**Prompt**
Spot each line in the records below where the word "caption" occurs, then copy it.

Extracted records
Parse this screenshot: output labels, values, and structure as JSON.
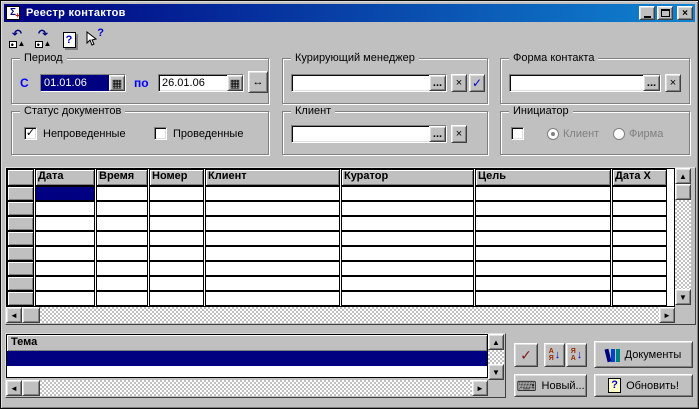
{
  "window": {
    "title": "Реестр контактов"
  },
  "colors": {
    "titlebar_from": "#000080",
    "titlebar_to": "#1084d0",
    "selection": "#000080",
    "face": "#c0c0c0",
    "label_blue": "#0000ff"
  },
  "titlebar": {
    "close_glyph": "×"
  },
  "toolbar": {
    "buttons": [
      {
        "name": "prev-interval",
        "glyph": "↶",
        "tri": "▲"
      },
      {
        "name": "next-interval",
        "glyph": "↷",
        "tri": "▲"
      },
      {
        "name": "help",
        "glyph": "?"
      },
      {
        "name": "context-help",
        "glyph": "?"
      }
    ]
  },
  "filters": {
    "period": {
      "caption": "Период",
      "from_label": "С",
      "from_value": "01.01.06",
      "to_label": "по",
      "to_value": "26.01.06",
      "calendar_glyph": "▦",
      "range_glyph": "↔"
    },
    "status": {
      "caption": "Статус документов",
      "options": [
        {
          "label": "Непроведенные",
          "checked": true,
          "glyph": "✓"
        },
        {
          "label": "Проведенные",
          "checked": false,
          "glyph": ""
        }
      ]
    },
    "manager": {
      "caption": "Курирующий менеджер",
      "value": "",
      "browse": "...",
      "clear": "×",
      "apply": "✓"
    },
    "client": {
      "caption": "Клиент",
      "value": "",
      "browse": "...",
      "clear": "×"
    },
    "contact_form": {
      "caption": "Форма контакта",
      "value": "",
      "browse": "...",
      "clear": "×"
    },
    "initiator": {
      "caption": "Инициатор",
      "enabled_checked": false,
      "enabled_glyph": "",
      "options": [
        {
          "label": "Клиент",
          "selected": true
        },
        {
          "label": "Фирма",
          "selected": false
        }
      ]
    }
  },
  "table": {
    "columns": [
      "Дата",
      "Время",
      "Номер",
      "Клиент",
      "Куратор",
      "Цель",
      "Дата Х"
    ],
    "visible_rows": 8,
    "selected": {
      "row": 0,
      "column": "Дата"
    },
    "rows": []
  },
  "theme": {
    "header": "Тема",
    "selected_row": ""
  },
  "actions": {
    "confirm_glyph": "✓",
    "sort_asc": {
      "top": "А",
      "bottom": "Я",
      "arrow": "↓"
    },
    "sort_desc": {
      "top": "Я",
      "bottom": "А",
      "arrow": "↓"
    },
    "documents": "Документы",
    "new": "Новый...",
    "refresh": "Обновить!",
    "new_glyph": "⌨",
    "refresh_glyph": "?"
  },
  "scroll_glyphs": {
    "up": "▲",
    "down": "▼",
    "left": "◄",
    "right": "►"
  }
}
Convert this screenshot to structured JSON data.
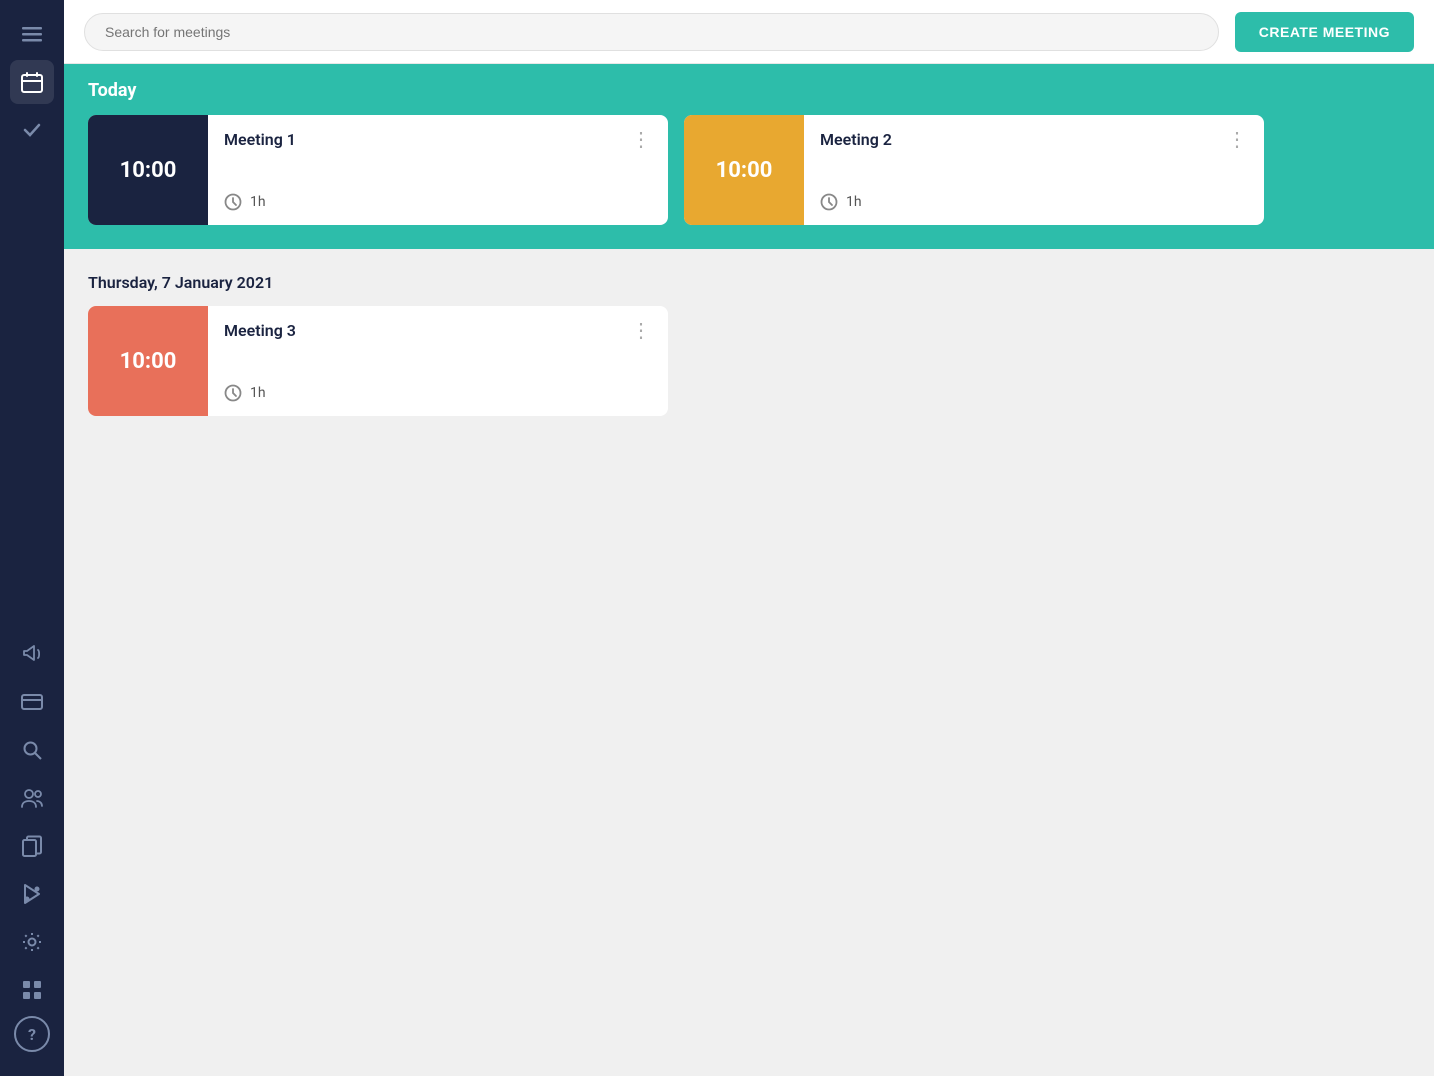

**The answer**
      "caption": "Период",
      "caption": "Статус документов",
      "caption": "Курирующий менеджер",
      "caption": "Клиент",
      "caption": "Форма контакта",
      "caption": "Инициатор",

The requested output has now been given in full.